[Data extracted from a collection]
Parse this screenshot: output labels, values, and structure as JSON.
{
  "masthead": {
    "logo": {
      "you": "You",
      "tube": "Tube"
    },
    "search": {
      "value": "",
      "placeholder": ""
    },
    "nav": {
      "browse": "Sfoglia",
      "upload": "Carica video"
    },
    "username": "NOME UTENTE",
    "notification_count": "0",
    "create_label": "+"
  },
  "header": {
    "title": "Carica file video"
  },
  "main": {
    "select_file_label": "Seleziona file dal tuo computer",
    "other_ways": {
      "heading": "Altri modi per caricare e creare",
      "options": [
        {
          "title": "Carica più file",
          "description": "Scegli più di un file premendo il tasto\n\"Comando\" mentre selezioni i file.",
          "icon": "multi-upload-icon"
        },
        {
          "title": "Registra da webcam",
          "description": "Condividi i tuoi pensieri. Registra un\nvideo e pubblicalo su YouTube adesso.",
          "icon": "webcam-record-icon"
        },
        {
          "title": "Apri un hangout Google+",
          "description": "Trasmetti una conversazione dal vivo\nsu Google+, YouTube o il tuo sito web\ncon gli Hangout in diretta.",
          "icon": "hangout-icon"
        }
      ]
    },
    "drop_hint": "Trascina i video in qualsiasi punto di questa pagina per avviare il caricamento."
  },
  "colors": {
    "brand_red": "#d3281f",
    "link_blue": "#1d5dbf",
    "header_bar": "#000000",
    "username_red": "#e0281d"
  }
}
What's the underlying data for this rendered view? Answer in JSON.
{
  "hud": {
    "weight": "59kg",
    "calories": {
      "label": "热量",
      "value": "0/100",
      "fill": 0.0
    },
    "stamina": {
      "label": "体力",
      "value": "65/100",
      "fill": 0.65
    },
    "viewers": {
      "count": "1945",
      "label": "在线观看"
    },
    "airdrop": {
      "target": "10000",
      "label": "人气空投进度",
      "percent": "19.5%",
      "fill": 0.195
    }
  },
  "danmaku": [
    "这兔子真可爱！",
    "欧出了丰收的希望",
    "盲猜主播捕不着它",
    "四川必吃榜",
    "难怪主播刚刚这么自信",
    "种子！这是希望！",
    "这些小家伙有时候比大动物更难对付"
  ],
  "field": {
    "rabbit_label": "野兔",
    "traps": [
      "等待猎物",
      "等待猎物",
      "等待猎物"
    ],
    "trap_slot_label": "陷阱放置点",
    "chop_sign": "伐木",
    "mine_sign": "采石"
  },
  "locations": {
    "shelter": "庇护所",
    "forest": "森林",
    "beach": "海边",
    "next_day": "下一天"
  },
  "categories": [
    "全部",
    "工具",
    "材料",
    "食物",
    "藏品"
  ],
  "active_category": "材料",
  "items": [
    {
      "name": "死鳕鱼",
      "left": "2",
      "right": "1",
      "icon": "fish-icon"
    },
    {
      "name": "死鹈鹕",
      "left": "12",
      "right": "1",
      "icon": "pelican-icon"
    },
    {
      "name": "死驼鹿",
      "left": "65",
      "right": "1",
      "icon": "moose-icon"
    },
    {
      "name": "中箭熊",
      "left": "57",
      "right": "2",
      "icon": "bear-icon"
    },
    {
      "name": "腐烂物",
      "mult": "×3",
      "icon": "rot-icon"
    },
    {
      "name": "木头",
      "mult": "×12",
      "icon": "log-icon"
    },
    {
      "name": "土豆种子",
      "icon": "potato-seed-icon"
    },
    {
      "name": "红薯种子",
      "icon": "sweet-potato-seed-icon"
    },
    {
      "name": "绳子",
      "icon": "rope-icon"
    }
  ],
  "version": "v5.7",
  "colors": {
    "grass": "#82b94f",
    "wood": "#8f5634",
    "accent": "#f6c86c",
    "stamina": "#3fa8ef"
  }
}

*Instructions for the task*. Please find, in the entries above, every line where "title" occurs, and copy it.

*Exercise solution*.
    "title": "Carica file video"
          "title": "Carica più file",
          "title": "Registra da webcam",
          "title": "Apri un hangout Google+",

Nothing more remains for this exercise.